TASK TO COMPLETE :: Which lines of the data below include the string "title"? Return each of them.

-- INFORMATION SUPPLIED follows --

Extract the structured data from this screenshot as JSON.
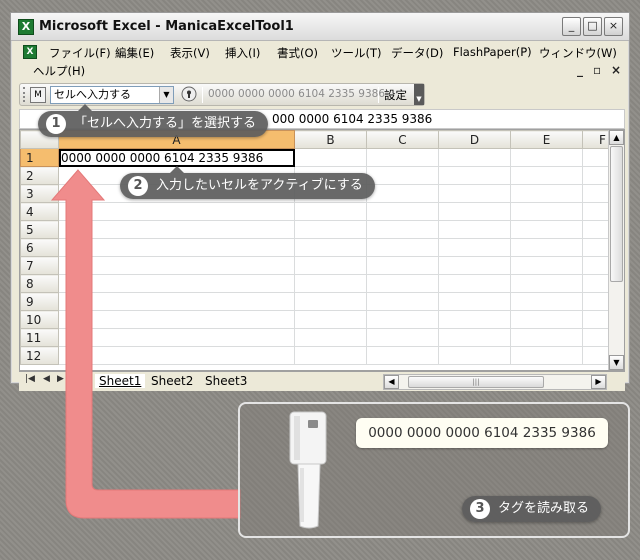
{
  "window": {
    "title": "Microsoft Excel - ManicaExcelTool1",
    "app_icon_letter": "X"
  },
  "menu": {
    "items": [
      "ファイル(F)",
      "編集(E)",
      "表示(V)",
      "挿入(I)",
      "書式(O)",
      "ツール(T)",
      "データ(D)",
      "FlashPaper(P)",
      "ウィンドウ(W)",
      "ヘルプ(H)"
    ],
    "doc_controls": [
      "_",
      "▫",
      "×"
    ]
  },
  "toolbar": {
    "select_value": "セルへ入力する",
    "tag_display": "0000 0000 0000 6104 2335 9386",
    "settings_label": "設定"
  },
  "formula_bar": {
    "value": "000 0000 6104 2335 9386"
  },
  "sheet": {
    "columns": [
      "A",
      "B",
      "C",
      "D",
      "E",
      "F"
    ],
    "active_column": "A",
    "rows": [
      "1",
      "2",
      "3",
      "4",
      "5",
      "6",
      "7",
      "8",
      "9",
      "10",
      "11",
      "12"
    ],
    "active_row": "1",
    "cell_A1": "0000 0000 0000 6104 2335 9386",
    "tabs": [
      "Sheet1",
      "Sheet2",
      "Sheet3"
    ],
    "active_tab": "Sheet1"
  },
  "callouts": {
    "step1": {
      "number": "1",
      "text": "「セルへ入力する」を選択する"
    },
    "step2": {
      "number": "2",
      "text": "入力したいセルをアクティブにする"
    },
    "step3": {
      "number": "3",
      "text": "タグを読み取る"
    }
  },
  "reader": {
    "tag_value": "0000 0000 0000 6104 2335 9386"
  },
  "colors": {
    "active_header": "#f5bd6e",
    "arrow": "#f08c8c",
    "callout_bg": "#5c5c5c",
    "excel_green": "#1e7b32"
  }
}
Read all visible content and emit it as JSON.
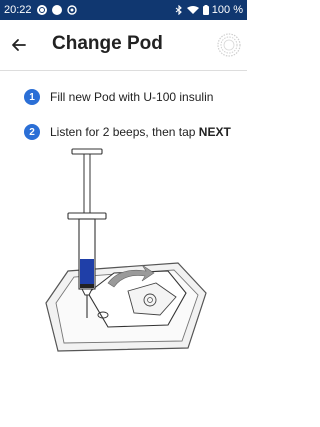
{
  "status_bar": {
    "time": "20:22",
    "battery": "100 %"
  },
  "header": {
    "title": "Change Pod",
    "back_icon": "arrow-left-icon",
    "pod_icon": "pod-status-ring-icon"
  },
  "steps": [
    {
      "number": "1",
      "text": "Fill new Pod with U-100 insulin"
    },
    {
      "number": "2",
      "text": "Listen for 2 beeps, then tap ",
      "emphasis": "NEXT"
    }
  ],
  "illustration": {
    "description_icon": "syringe-filling-pod-illustration",
    "insulin_color": "#1f3fa8"
  },
  "colors": {
    "status_bar": "#103770",
    "accent": "#2b6fd6"
  }
}
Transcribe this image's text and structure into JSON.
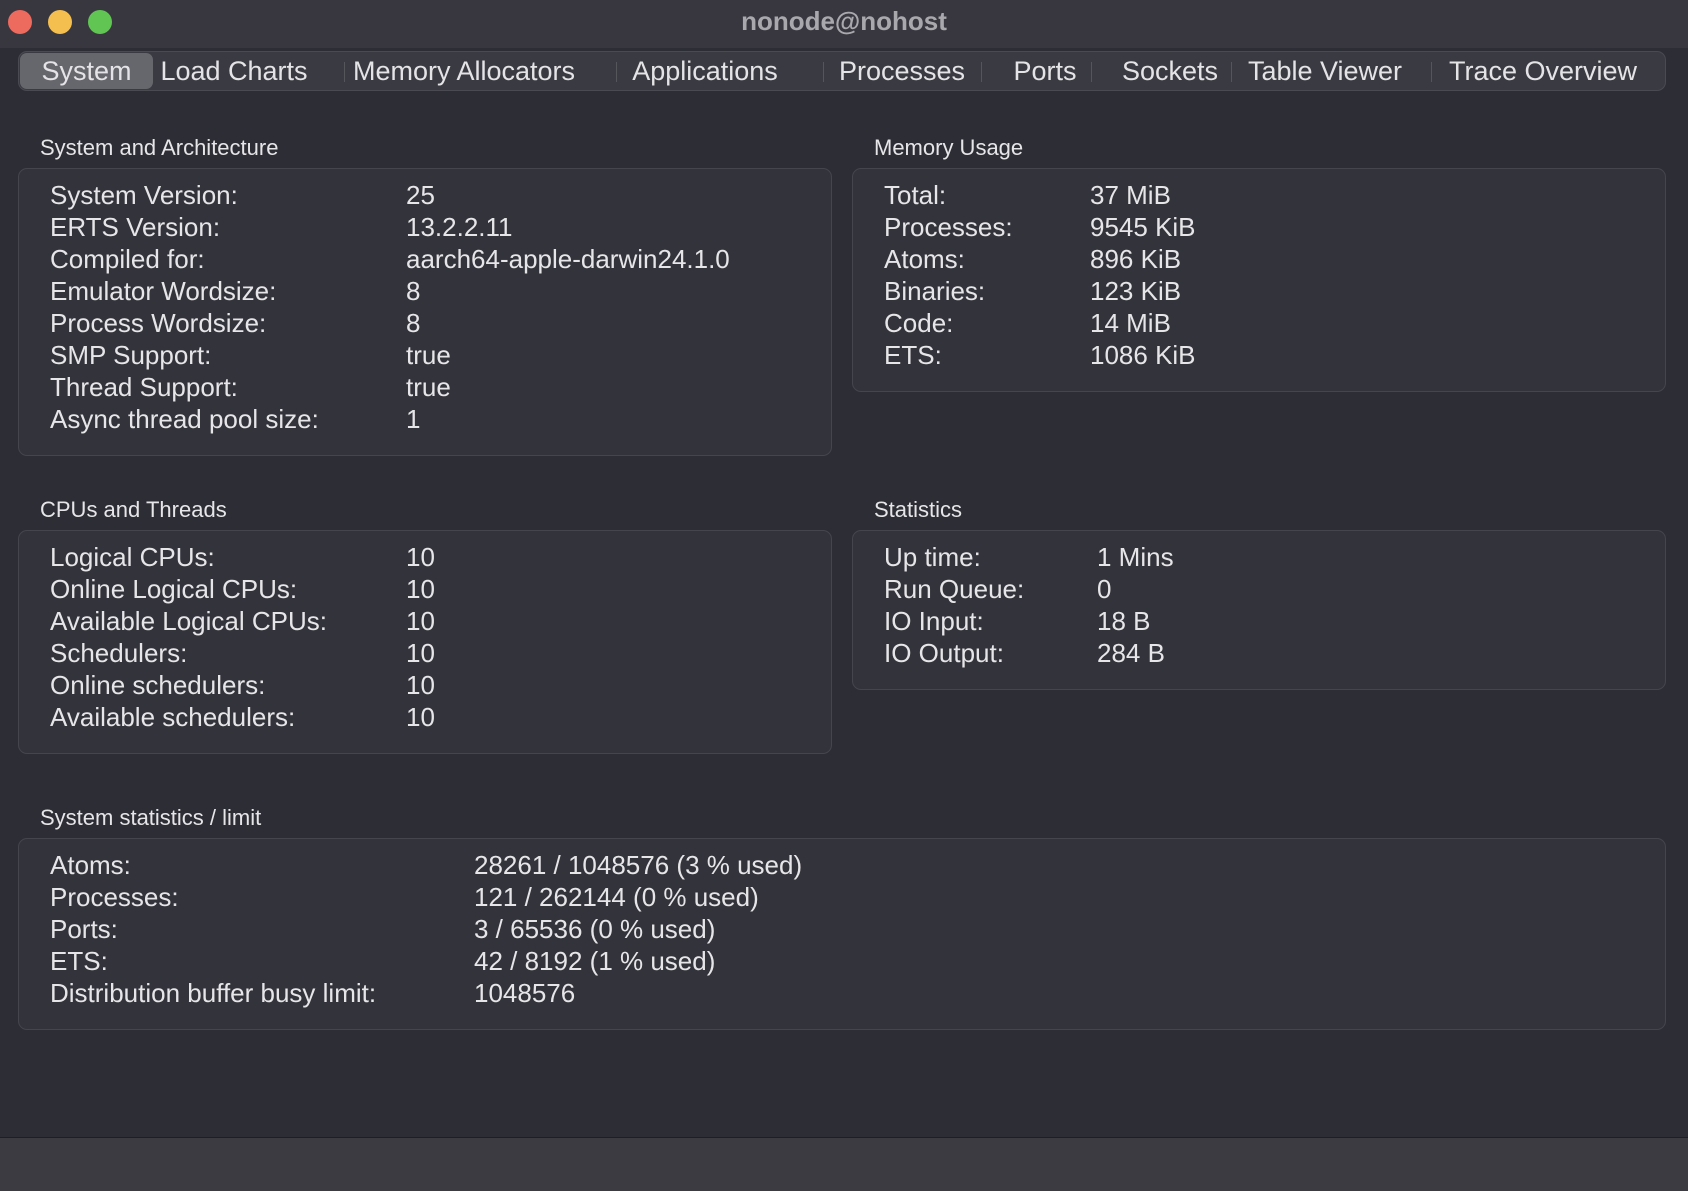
{
  "window": {
    "title": "nonode@nohost"
  },
  "tabs": [
    {
      "label": "System"
    },
    {
      "label": "Load Charts"
    },
    {
      "label": "Memory Allocators"
    },
    {
      "label": "Applications"
    },
    {
      "label": "Processes"
    },
    {
      "label": "Ports"
    },
    {
      "label": "Sockets"
    },
    {
      "label": "Table Viewer"
    },
    {
      "label": "Trace Overview"
    }
  ],
  "system_arch": {
    "title": "System and Architecture",
    "rows": [
      {
        "key": "System Version:",
        "value": "25"
      },
      {
        "key": "ERTS Version:",
        "value": "13.2.2.11"
      },
      {
        "key": "Compiled for:",
        "value": "aarch64-apple-darwin24.1.0"
      },
      {
        "key": "Emulator Wordsize:",
        "value": "8"
      },
      {
        "key": "Process Wordsize:",
        "value": "8"
      },
      {
        "key": "SMP Support:",
        "value": "true"
      },
      {
        "key": "Thread Support:",
        "value": "true"
      },
      {
        "key": "Async thread pool size:",
        "value": "1"
      }
    ]
  },
  "memory_usage": {
    "title": "Memory Usage",
    "rows": [
      {
        "key": "Total:",
        "value": "37 MiB"
      },
      {
        "key": "Processes:",
        "value": "9545 KiB"
      },
      {
        "key": "Atoms:",
        "value": "896 KiB"
      },
      {
        "key": "Binaries:",
        "value": "123 KiB"
      },
      {
        "key": "Code:",
        "value": "14 MiB"
      },
      {
        "key": "ETS:",
        "value": "1086 KiB"
      }
    ]
  },
  "cpus_threads": {
    "title": "CPUs and Threads",
    "rows": [
      {
        "key": "Logical CPUs:",
        "value": "10"
      },
      {
        "key": "Online Logical CPUs:",
        "value": "10"
      },
      {
        "key": "Available Logical CPUs:",
        "value": "10"
      },
      {
        "key": "Schedulers:",
        "value": "10"
      },
      {
        "key": "Online schedulers:",
        "value": "10"
      },
      {
        "key": "Available schedulers:",
        "value": "10"
      }
    ]
  },
  "statistics": {
    "title": "Statistics",
    "rows": [
      {
        "key": "Up time:",
        "value": "1 Mins"
      },
      {
        "key": "Run Queue:",
        "value": "0"
      },
      {
        "key": "IO Input:",
        "value": "18 B"
      },
      {
        "key": "IO Output:",
        "value": "284 B"
      }
    ]
  },
  "system_limits": {
    "title": "System statistics / limit",
    "rows": [
      {
        "key": "Atoms:",
        "value": "28261 / 1048576 (3 % used)"
      },
      {
        "key": "Processes:",
        "value": "121 / 262144 (0 % used)"
      },
      {
        "key": "Ports:",
        "value": "3 / 65536 (0 % used)"
      },
      {
        "key": "ETS:",
        "value": "42 / 8192 (1 % used)"
      },
      {
        "key": "Distribution buffer busy limit:",
        "value": "1048576"
      }
    ]
  }
}
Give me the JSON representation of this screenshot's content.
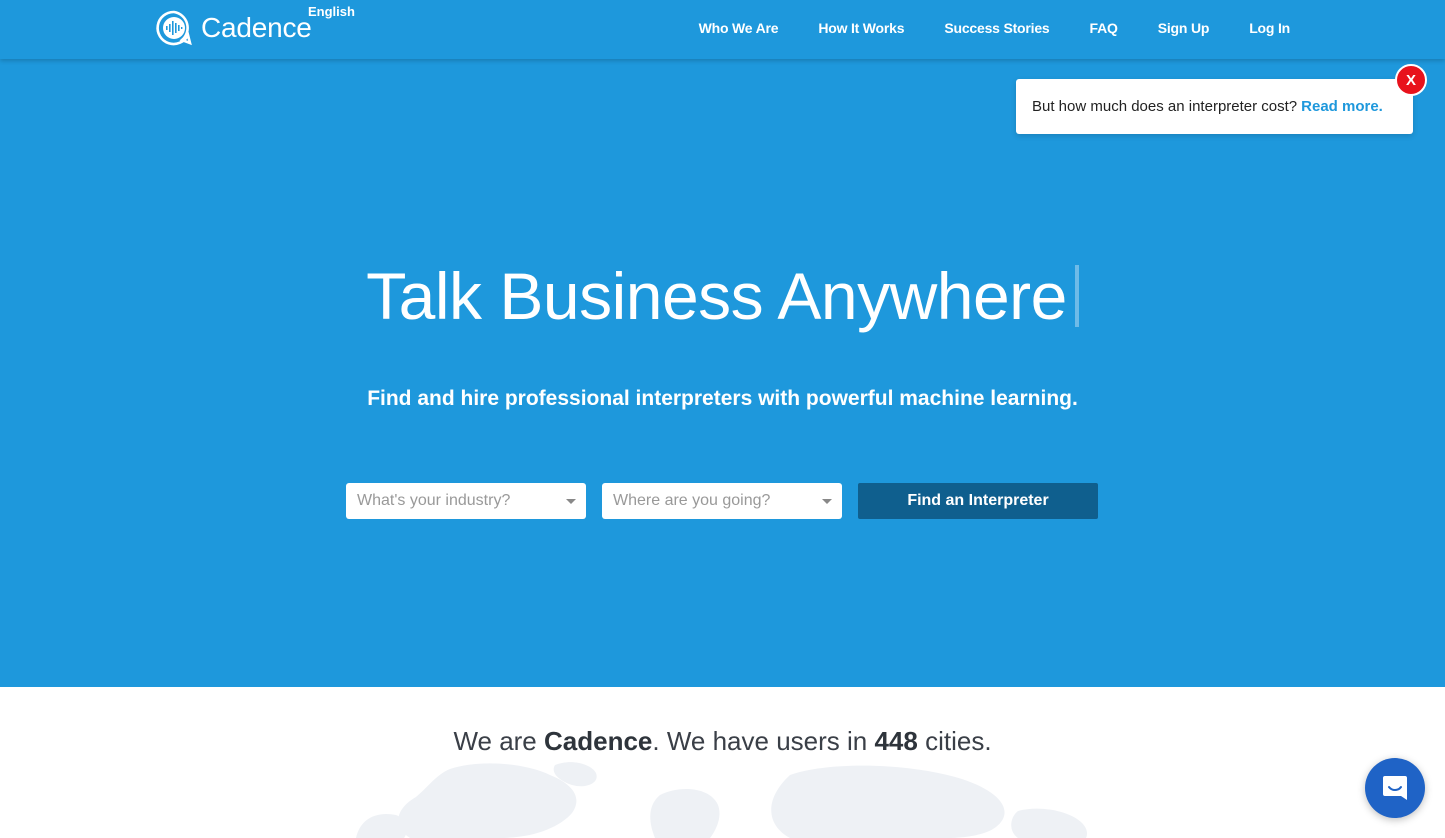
{
  "brand": {
    "name": "Cadence",
    "language": "English",
    "icon": "chat-soundwave-icon"
  },
  "nav": {
    "items": [
      {
        "label": "Who We Are"
      },
      {
        "label": "How It Works"
      },
      {
        "label": "Success Stories"
      },
      {
        "label": "FAQ"
      },
      {
        "label": "Sign Up"
      },
      {
        "label": "Log In"
      }
    ]
  },
  "promo": {
    "text": "But how much does an interpreter cost?",
    "link_label": "Read more.",
    "close_label": "X"
  },
  "hero": {
    "headline": "Talk Business Anywhere",
    "subheadline": "Find and hire professional interpreters with powerful machine learning.",
    "industry_placeholder": "What's your industry?",
    "destination_placeholder": "Where are you going?",
    "cta_label": "Find an Interpreter"
  },
  "stats": {
    "prefix": "We are ",
    "brand": "Cadence",
    "middle": ". We have users in ",
    "cities": "448",
    "suffix": " cities."
  },
  "chat": {
    "icon": "chat-bubble-icon"
  },
  "colors": {
    "primary": "#1e98dc",
    "button": "#0f5f8e",
    "close": "#e8121c",
    "chat": "#1f63c6"
  }
}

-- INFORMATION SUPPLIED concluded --

TASK RESULT ::
    "title": "Microsoft Excel - ManicaExcelTool1",
    "title": "Change Pod",
    "title": "nonode@nohost"
    "title": "System and Architecture",
    "title": "Memory Usage",
    "title": "CPUs and Threads",
    "title": "Statistics",
    "title": "System statistics / limit",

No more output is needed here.